Ning, H., & Hornby, G. (2014). The impact of cooperative learning on tertiary EFL learners' motivation. Educational Review, 66(1), 108-124. doi: 10.1080/00131911.2013.853169
Norris, J. M. (2016). Language program evaluation. The Modern Language Journal, 100(S1), 169-189.
Oxford, R. L. (1997). Cooperative learning, collaborative learning, and interaction: Three communicative strands in the language classroom. The Modern Language Journal, 81(4), 443-456.
Pan, C. Y., & Wu, H. Y. (2013). The cooperative learning effects on English reading comprehension and learning motivation of EFL freshmen. English Language Teaching, 6(5), 13.
Parkinson, J. (2013). English for science and technology. In B. Paltridge, & S. Starfield (Eds.), The handbook of English for specific purposes (pp. 155-175). United Kingdom: Wiley-Blackwell.

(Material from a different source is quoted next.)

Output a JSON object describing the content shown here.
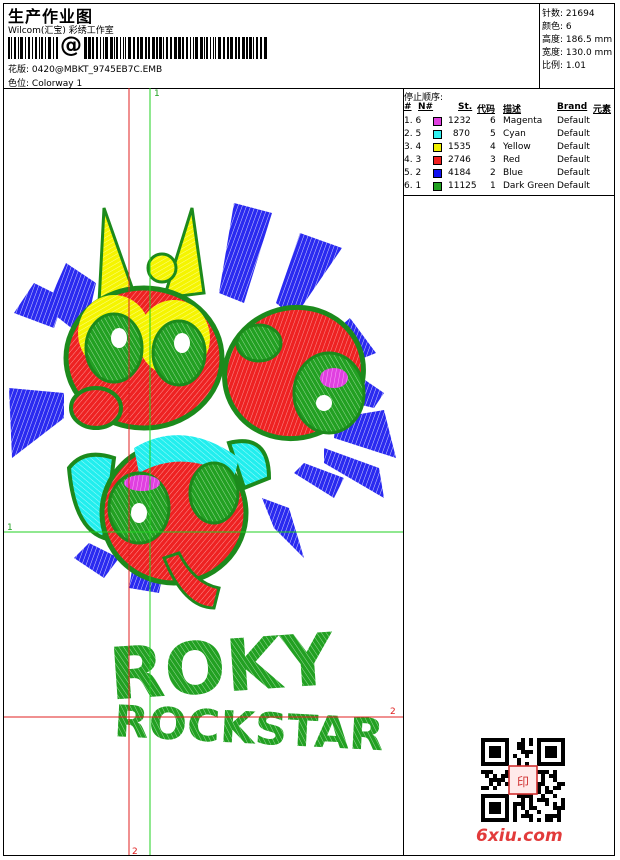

Petraki, E., & Khat, K. (2020). Challenges and constraints in the design of an ESP course in Cambodia: implications for higher education institutions. Asia Pacific Journal of Education, 1-16.
Rahimi, M., & Hassani, M. (2011). Attitude towards EFL textbooks as a predictor of attitude towards learning English as a foreign language. Procedia - Social and Behavioral Sciences, 31, 66-72. doi:10.1016/j.sbspro.2011.12.018
Richards, J. C., & Rodgers, T. S. (2014). Approaches and methods in language teaching. United Kingdom: Cambridge university press.
Soodmand Afshar, H., & Movassagh, H. (2016). EAP education in Iran: Where does the problem lie? Where are we heading? Journal of English for Academic Purposes, 22, 132-151.
Spence, P., & Liu, G. (2013). Engineering English and the high-tech industry: A case study of an English needs analysis of process integration engineers at a semiconductor manufacturing company in Taiwan. English for Specific Purposes, 32, 97-109. doi:10.1016/j.esp.2012.11.003
Tomlinson, B. (2003). Materials evaluation. In B. Tomlinson (Ed), Developing materials for language teaching, (pp. 15-36). London: Continuum.
Tsou, W., & Chen, F. (2014). ESP program evaluation framework: Description and application to a Taiwanese university ESP program. English for specific purposes, 33, 39-53.
Wheatley, K. F. (2005). The case for reconceptualizing teacher efficacy research. Teaching and Teacher Education, 21 (7), 747-766.
Zappa-Hollman, S. (2018). Collaborations between language and content university instructors: Factors and indicators of positive partnerships. International Journal of Bilingual Education and Bilingualism, 21(5), 591-606.